  9. Legal Professionals – We all know that corporate lawyers earn large paycheques, but so too do legal secretaries and paralegals. Study to become a barrister or solicitor, and you could earn an average of £65,000 per annum, with the opportunity to earn much, much more.
  10. Medical Practitioners, including GPs, Specialists, and Surgeons – You’re always certain to find medical practitioners on any list of top earners in the UK. Not only is a career in medicine an extremely fulfilling (not to mention prestigious) one, it will earn you a fantastic income. GPs make an average of £75,000, while specialists can expect to double that amount.

You can view our full guide of the highest paying jobs in the UK here. Now that you understand the average annual salaries for top UK jobs, it’s time to get out there and start striving towards your goal.

Reference list

Athow, J. (2019). Decoding the gender pay gap: how a Bletchley Park codebreaker helped explain a strange paradox | National Statistical. [online] Ons.gov.uk. Available at: https://blog.ons.gov.uk/2019/04/16/decoding-the-gender-pay-gap-how-a-bletchley-park-codebreaker-helped-explain-a-strange-paradox/ [Accessed 20 Jan. 2021].

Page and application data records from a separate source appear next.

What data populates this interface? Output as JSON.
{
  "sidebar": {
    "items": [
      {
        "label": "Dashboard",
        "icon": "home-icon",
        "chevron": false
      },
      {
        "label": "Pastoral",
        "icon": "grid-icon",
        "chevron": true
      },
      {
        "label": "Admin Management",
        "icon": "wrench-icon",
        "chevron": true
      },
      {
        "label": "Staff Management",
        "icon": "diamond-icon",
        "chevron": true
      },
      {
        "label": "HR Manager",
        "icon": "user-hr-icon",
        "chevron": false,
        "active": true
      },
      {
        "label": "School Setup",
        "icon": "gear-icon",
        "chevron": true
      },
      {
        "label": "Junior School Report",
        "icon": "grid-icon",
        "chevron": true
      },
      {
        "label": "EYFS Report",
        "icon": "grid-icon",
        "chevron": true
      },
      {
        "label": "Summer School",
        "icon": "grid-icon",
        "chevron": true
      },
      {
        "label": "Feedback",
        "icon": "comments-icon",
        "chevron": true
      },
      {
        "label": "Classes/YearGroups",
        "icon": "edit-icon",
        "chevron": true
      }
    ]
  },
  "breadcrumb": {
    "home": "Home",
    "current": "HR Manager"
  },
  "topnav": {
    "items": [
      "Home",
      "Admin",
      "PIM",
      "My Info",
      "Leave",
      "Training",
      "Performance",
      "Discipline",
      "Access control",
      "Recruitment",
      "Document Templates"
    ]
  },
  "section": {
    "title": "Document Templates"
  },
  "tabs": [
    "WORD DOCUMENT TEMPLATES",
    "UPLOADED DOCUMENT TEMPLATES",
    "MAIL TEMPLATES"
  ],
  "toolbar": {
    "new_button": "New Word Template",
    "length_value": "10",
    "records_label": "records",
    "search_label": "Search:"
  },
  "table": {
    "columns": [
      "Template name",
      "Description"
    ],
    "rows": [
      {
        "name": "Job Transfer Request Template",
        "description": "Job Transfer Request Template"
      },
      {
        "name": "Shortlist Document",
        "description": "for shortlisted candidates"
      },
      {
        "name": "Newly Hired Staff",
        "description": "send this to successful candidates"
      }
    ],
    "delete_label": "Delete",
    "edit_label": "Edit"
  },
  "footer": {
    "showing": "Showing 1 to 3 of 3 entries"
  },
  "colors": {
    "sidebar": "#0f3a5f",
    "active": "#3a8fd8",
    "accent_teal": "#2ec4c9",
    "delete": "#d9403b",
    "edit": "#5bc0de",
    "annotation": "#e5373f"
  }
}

Cronin, E. (2015). Pay in IT: How age affects salary and progress. [online] Personnel Today. Available at: https://www.personneltoday.com/hr/pay-in-it-uk-how-does-age-affect-pay-in-tech-sector-information-technology/#:~:text=For%20younger%20employees%20average%20annual [Accessed 20 Jan. 2021].

Crunch (2019). Living Wage vs Minimum Wage – What’s the Difference? | Crunch. [online] Crunch. Available at: https://www.crunch.co.uk/knowledge/employment/living-wage-minimum-wage-whats-difference/ [Accessed 25 Nov. 2019].

GOV.UK (2020). National Minimum Wage and National Living Wage rates. [online] GOV.UK. Available at: https://www.gov.uk/national-minimum-wage-rates [Accessed 20 Jan. 2021].

Hannah, F. (2017). Regional pay gap: The ever-increasing pay gap everyone forgets. The Independent. [online] 9 Nov. Available at: https://www.independent.co.uk/money/spend-save/regional-pay-gap-gender-equality-south-east-london-north-midlands-wales-women-gender-a8043911.html [Accessed 20 Jan. 2021].

Juanita (2019). Factors that Influence Salary Growth in the UK. [online] FE News. Available at: https://www.fenews.co.uk/press-releases/33828-factors-that-influence-salary-growth-in-the-uk [Accessed 20 Jan. 2021].

Pometsey, O. (2019). Average UK salary: Ever wondered how you stack up? [online] British GQ. Available at: https://www.gq-magazine.co.uk/article/average-uk-salary [Accessed 20 Jan. 2021].

Sources

[i] https://www.gq-magazine.co.uk/article/average-uk-salary

[ii] https://www.gov.uk/national-minimum-wage-rates

[iii] https://www.crunch.co.uk/knowledge/employment/living-wage-minimum-wage-whats-difference/

[iv] https://blog.ons.gov.uk/2019/04/16/decoding-the-gender-pay-gap-how-a-bletchley-park-codebreaker-helped-explain-a-strange-paradox/

[v] https://www.personneltoday.com/hr/pay-in-it-uk-how-does-age-affect-pay-in-tech-sector-information-technology/#:~:text=For%20younger%20employees%20average%20annual,to%20be%20promoted%20each%20year.

[vi] https://www.independent.co.uk/money/spend-save/regional-pay-gap-gender-equality-south-east-london-north-midlands-wales-women-gender-a8043911.html

Nick Cooper
Nick is NCC's resident blog author and covers a range of subjects, including teaching and health & social care. NCC is an international learning provider with over 20 years’ experience offering learning solutions. To date, NCC has engaged with over 20,000 employers, and delivered quality training to over half a million learners.
Like this article? Spread the word

Related courses you may also like